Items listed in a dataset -

⟨

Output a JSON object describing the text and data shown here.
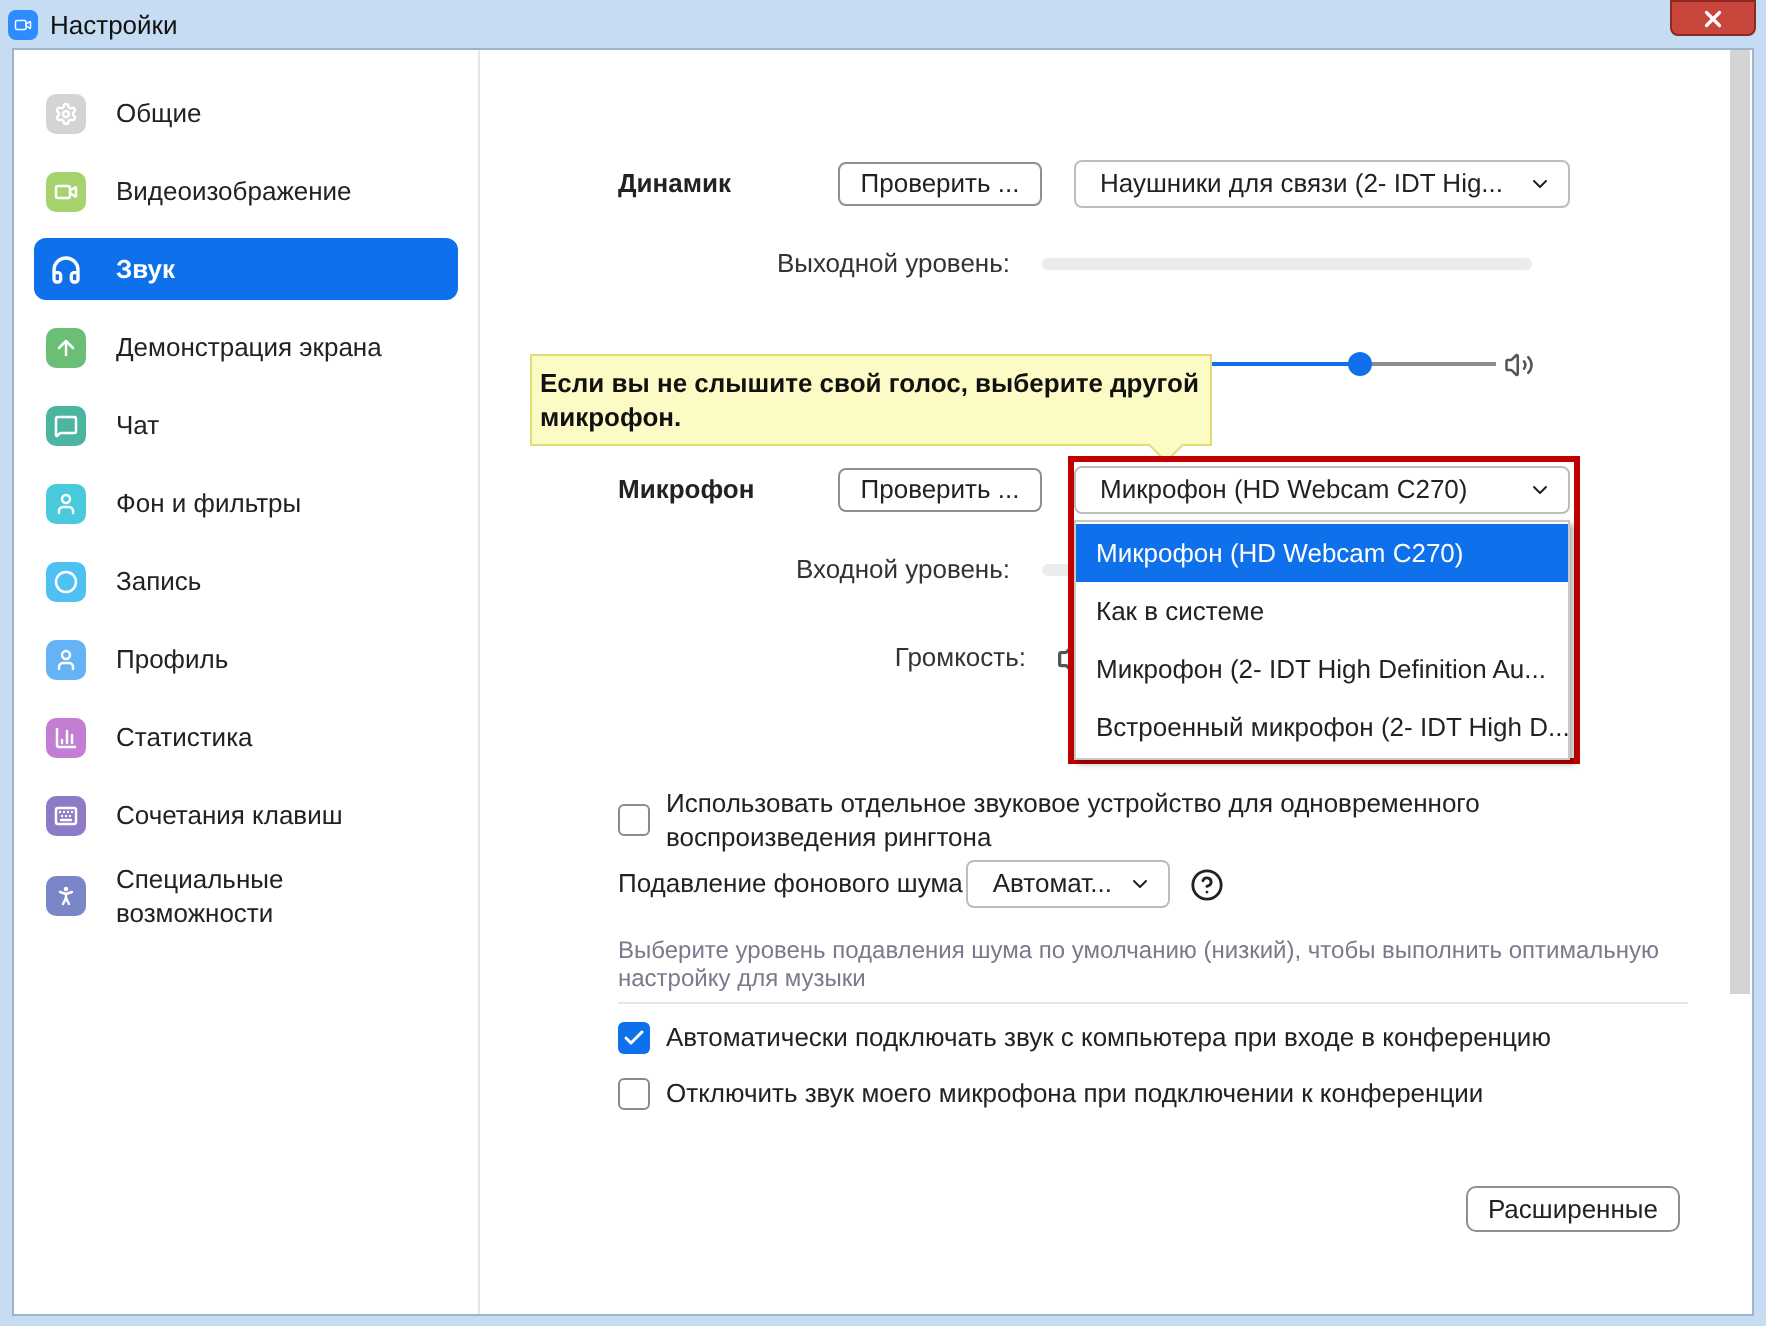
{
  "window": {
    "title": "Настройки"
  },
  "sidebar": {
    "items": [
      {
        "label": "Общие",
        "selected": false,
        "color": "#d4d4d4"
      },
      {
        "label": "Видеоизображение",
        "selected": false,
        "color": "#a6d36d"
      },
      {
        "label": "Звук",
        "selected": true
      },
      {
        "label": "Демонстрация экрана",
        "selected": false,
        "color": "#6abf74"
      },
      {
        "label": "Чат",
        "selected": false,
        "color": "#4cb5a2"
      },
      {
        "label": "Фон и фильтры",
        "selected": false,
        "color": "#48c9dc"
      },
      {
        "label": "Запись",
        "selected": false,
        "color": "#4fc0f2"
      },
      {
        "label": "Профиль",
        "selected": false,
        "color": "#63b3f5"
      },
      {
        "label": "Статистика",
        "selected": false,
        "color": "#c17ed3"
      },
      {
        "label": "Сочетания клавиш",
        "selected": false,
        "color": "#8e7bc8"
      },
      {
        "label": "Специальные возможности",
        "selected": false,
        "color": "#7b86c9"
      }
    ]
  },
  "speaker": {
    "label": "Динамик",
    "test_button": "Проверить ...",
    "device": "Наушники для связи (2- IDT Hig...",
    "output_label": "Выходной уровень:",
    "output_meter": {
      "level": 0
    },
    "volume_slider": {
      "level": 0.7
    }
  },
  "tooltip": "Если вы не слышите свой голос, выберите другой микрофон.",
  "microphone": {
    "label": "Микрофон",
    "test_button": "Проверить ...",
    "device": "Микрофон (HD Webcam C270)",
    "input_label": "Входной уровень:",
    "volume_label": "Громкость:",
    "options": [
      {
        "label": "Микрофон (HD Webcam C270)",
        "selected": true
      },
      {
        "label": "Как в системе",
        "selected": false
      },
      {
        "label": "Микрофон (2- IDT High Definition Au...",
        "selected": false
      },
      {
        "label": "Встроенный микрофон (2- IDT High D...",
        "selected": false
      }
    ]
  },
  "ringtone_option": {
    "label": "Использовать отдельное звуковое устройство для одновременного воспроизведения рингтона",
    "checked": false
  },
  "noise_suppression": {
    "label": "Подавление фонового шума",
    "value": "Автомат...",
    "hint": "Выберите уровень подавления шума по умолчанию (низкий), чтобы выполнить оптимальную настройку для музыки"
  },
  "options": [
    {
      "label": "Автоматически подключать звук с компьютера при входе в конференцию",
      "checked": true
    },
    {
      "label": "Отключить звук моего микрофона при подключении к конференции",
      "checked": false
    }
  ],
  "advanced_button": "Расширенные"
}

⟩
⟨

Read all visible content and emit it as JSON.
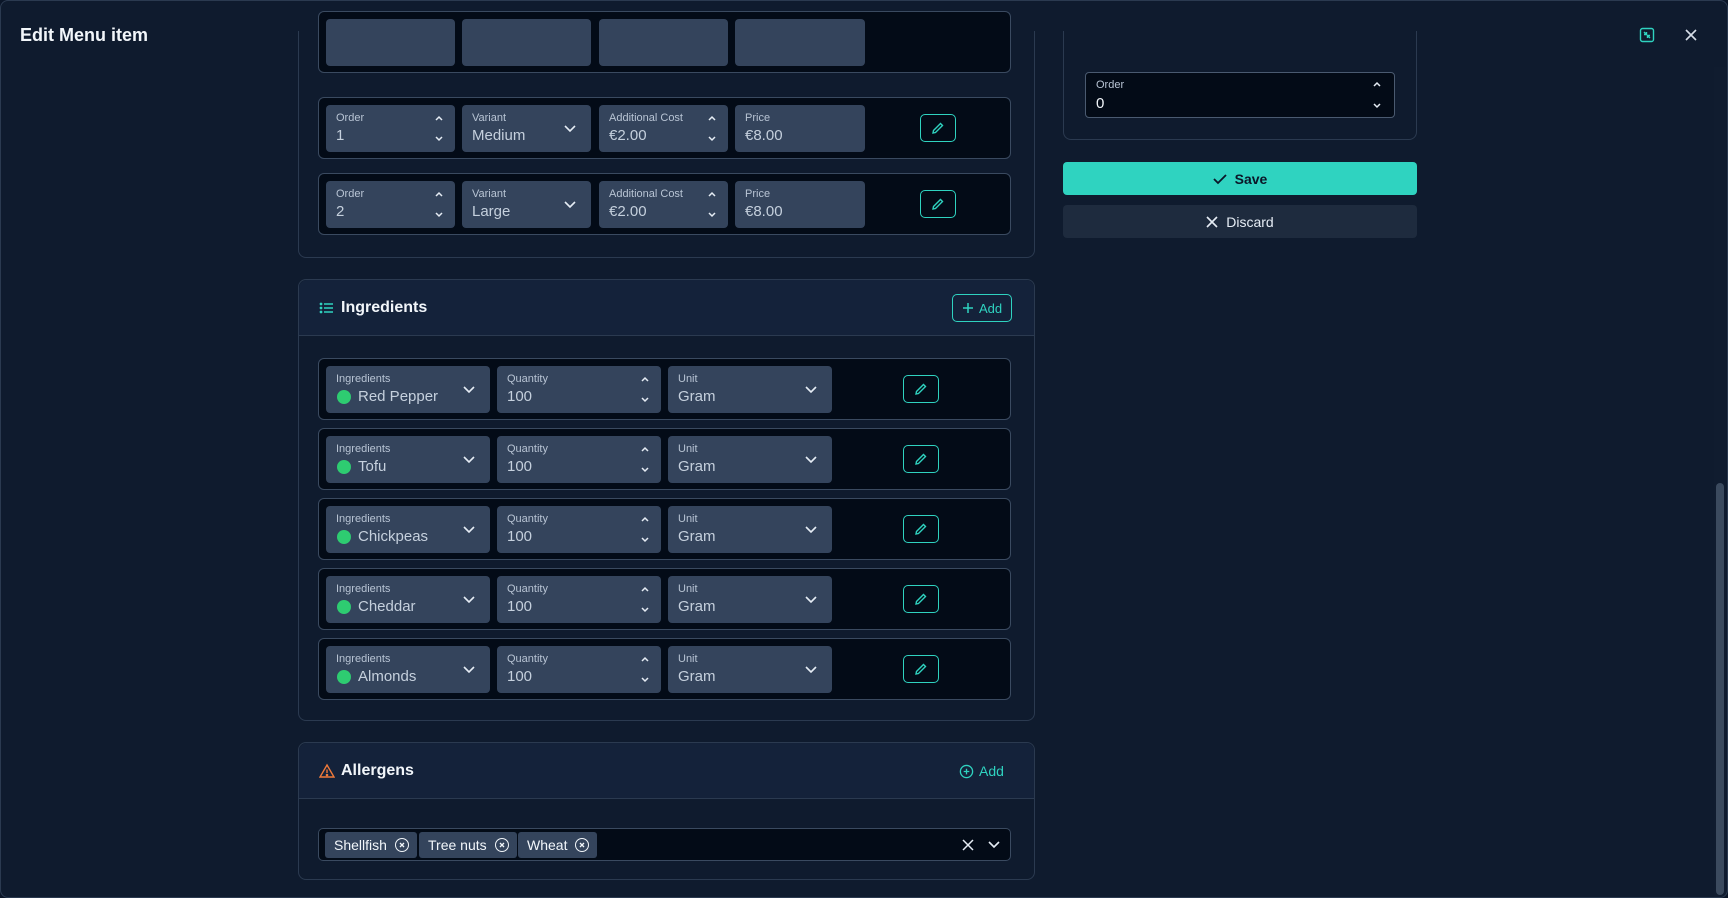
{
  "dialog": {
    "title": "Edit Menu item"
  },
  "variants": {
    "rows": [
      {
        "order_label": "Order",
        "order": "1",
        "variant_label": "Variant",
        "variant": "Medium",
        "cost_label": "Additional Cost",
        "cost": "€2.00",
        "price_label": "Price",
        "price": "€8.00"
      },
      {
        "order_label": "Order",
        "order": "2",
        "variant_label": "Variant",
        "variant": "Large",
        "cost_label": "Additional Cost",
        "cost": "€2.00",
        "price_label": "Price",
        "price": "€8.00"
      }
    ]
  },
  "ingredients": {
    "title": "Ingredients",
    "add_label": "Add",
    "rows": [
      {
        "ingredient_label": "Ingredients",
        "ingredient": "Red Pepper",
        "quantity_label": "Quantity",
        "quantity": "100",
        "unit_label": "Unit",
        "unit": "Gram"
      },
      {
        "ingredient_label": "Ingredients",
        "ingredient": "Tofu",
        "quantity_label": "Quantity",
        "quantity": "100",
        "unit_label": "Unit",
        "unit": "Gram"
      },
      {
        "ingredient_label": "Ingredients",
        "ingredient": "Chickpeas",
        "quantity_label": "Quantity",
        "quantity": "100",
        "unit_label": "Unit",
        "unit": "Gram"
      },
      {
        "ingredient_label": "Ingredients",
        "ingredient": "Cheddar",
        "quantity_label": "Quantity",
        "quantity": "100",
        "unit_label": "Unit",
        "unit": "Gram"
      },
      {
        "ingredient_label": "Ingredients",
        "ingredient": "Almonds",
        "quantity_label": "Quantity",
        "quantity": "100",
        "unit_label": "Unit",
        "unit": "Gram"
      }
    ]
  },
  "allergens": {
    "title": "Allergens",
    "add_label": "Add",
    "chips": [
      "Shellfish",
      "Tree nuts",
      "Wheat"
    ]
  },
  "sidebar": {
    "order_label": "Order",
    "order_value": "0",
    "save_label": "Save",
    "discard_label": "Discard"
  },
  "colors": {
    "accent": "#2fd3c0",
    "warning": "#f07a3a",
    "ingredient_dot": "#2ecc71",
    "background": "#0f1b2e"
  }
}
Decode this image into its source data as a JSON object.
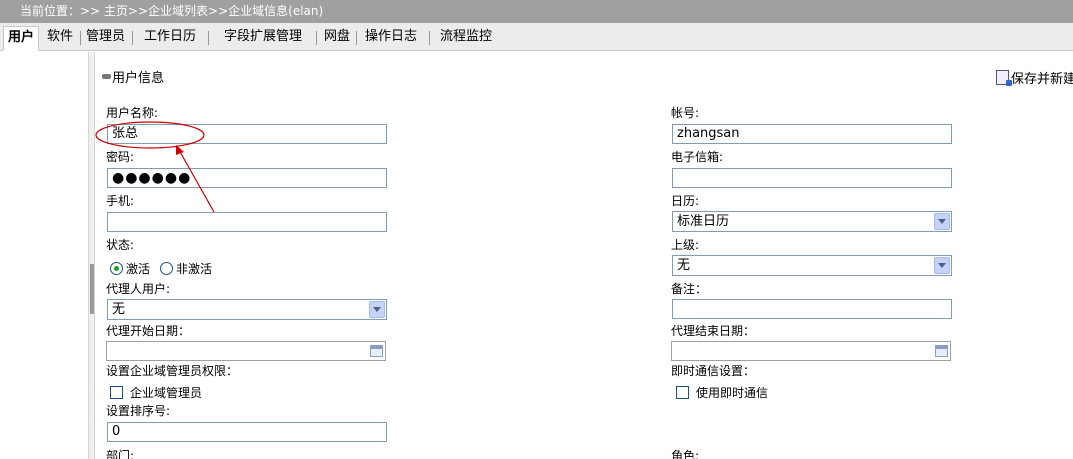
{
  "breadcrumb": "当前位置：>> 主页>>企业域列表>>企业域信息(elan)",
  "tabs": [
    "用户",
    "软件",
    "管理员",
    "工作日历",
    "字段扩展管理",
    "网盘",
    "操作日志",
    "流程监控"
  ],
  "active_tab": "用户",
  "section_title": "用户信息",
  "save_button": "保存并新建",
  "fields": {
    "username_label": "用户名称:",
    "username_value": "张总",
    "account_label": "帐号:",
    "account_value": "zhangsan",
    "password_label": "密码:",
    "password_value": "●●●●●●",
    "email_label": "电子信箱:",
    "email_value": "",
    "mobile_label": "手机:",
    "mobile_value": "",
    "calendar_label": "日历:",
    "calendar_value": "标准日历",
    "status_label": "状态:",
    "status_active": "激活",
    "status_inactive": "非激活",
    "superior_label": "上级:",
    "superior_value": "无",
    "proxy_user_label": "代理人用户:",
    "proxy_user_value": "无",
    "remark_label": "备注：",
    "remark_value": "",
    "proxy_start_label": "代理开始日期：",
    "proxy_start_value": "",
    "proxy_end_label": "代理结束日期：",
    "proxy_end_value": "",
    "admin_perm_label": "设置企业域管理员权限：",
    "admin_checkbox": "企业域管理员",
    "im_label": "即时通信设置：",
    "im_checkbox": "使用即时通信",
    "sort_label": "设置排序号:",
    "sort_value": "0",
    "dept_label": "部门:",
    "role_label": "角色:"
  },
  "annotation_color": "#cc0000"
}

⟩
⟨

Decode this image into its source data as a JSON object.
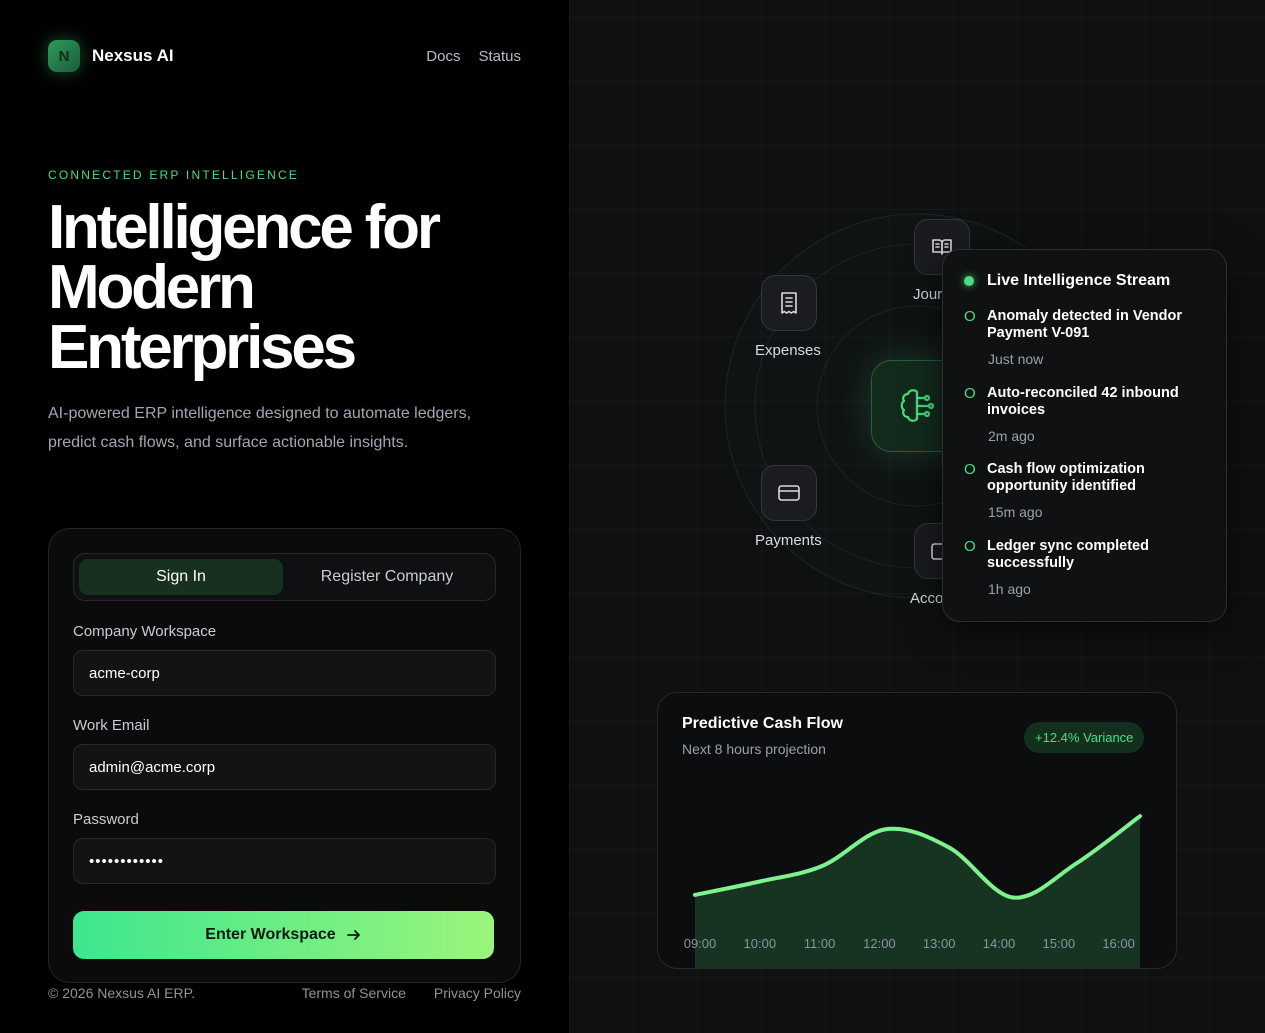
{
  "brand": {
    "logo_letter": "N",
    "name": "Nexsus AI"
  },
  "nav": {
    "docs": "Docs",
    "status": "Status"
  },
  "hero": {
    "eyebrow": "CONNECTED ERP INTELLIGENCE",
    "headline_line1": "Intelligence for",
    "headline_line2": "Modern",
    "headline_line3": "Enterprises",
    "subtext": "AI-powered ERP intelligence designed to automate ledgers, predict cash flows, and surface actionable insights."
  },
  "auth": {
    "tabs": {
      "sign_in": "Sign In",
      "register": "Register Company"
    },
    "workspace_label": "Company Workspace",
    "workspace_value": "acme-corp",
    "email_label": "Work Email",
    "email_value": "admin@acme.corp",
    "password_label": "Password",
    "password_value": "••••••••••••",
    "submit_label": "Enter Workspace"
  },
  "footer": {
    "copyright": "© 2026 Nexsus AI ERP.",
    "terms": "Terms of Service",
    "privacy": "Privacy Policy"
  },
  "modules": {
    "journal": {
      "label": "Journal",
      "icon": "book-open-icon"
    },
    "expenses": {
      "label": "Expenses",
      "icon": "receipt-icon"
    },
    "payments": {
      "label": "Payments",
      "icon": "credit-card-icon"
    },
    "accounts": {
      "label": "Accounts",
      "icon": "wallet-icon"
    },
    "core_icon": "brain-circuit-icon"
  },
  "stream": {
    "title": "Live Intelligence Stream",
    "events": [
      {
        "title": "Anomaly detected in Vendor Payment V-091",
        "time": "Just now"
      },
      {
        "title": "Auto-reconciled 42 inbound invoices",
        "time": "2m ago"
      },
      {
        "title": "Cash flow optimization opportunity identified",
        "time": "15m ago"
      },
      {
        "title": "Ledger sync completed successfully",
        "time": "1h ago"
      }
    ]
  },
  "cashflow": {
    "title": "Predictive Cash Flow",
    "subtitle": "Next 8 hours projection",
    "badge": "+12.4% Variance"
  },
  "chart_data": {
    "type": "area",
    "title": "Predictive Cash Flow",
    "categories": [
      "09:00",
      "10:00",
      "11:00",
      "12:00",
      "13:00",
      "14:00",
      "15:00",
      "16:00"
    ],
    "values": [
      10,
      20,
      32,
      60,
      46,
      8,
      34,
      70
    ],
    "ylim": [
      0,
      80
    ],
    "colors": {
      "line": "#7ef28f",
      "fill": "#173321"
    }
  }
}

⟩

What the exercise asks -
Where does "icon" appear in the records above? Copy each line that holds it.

Result -
      "icon": "book-open-icon"
      "icon": "receipt-icon"
      "icon": "credit-card-icon"
      "icon": "wallet-icon"
    "core_icon": "brain-circuit-icon"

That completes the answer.